◆ **Extracted records**:
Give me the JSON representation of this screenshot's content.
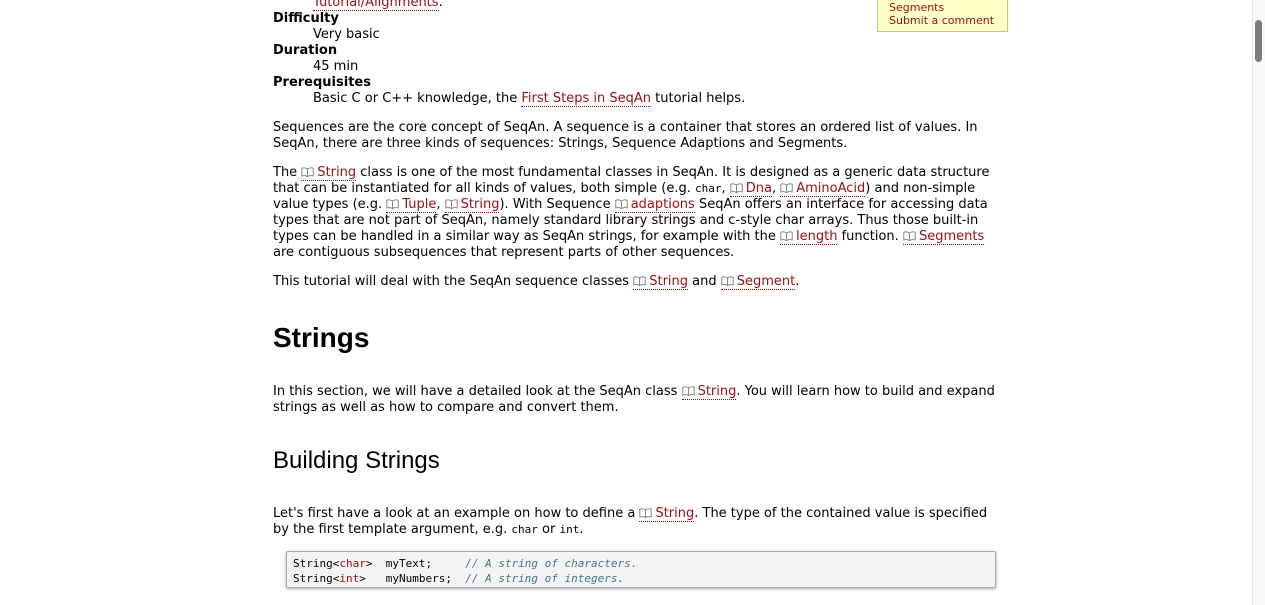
{
  "top_link": "Tutorial/Alignments",
  "defs": [
    {
      "term": "Difficulty",
      "desc": "Very basic"
    },
    {
      "term": "Duration",
      "desc": "45 min"
    }
  ],
  "prereq": {
    "term": "Prerequisites",
    "before": "Basic C or C++ knowledge, the ",
    "link": "First Steps in SeqAn",
    "after": " tutorial helps."
  },
  "note": {
    "link1": "Segments",
    "link2": "Submit a comment"
  },
  "para1": "Sequences are the core concept of SeqAn. A sequence is a container that stores an ordered list of values. In SeqAn, there are three kinds of sequences: Strings, Sequence Adaptions and Segments.",
  "para2": {
    "t1": "The ",
    "l_string": "String",
    "t2": " class is one of the most fundamental classes in SeqAn. It is designed as a generic data structure that can be instantiated for all kinds of values, both simple (e.g. ",
    "c_char": "char",
    "t3": ", ",
    "l_dna": "Dna",
    "t4": ", ",
    "l_aa": "AminoAcid",
    "t5": ") and non-simple value types (e.g. ",
    "l_tuple": "Tuple",
    "t6": ", ",
    "l_string2": "String",
    "t7": "). With Sequence ",
    "l_adaptions": "adaptions",
    "t8": " SeqAn offers an interface for accessing data types that are not part of SeqAn, namely standard library strings and c-style char arrays. Thus those built-in types can be handled in a similar way as SeqAn strings, for example with the ",
    "l_length": "length",
    "t9": " function. ",
    "l_segments": "Segments",
    "t10": " are contiguous subsequences that represent parts of other sequences."
  },
  "para3": {
    "t1": "This tutorial will deal with the SeqAn sequence classes ",
    "l1": "String",
    "t2": " and ",
    "l2": "Segment",
    "t3": "."
  },
  "h_strings": "Strings",
  "para4": {
    "t1": "In this section, we will have a detailed look at the SeqAn class ",
    "l1": "String",
    "t2": ". You will learn how to build and expand strings as well as how to compare and convert them."
  },
  "h_building": "Building Strings",
  "para5": {
    "t1": "Let's first have a look at an example on how to define a ",
    "l1": "String",
    "t2": ". The type of the contained value is specified by the first template argument, e.g. ",
    "c1": "char",
    "t3": " or ",
    "c2": "int",
    "t4": "."
  },
  "code": [
    {
      "pre": "String<",
      "kw": "char",
      "post": ">  myText;     ",
      "comment": "// A string of characters."
    },
    {
      "pre": "String<",
      "kw": "int",
      "post": ">   myNumbers;  ",
      "comment": "// A string of integers."
    }
  ]
}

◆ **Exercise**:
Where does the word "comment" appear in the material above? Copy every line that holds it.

◆ **Solved exercise**:
    "link2": "Submit a comment"
      "comment": "// A string of characters."
      "comment": "// A string of integers."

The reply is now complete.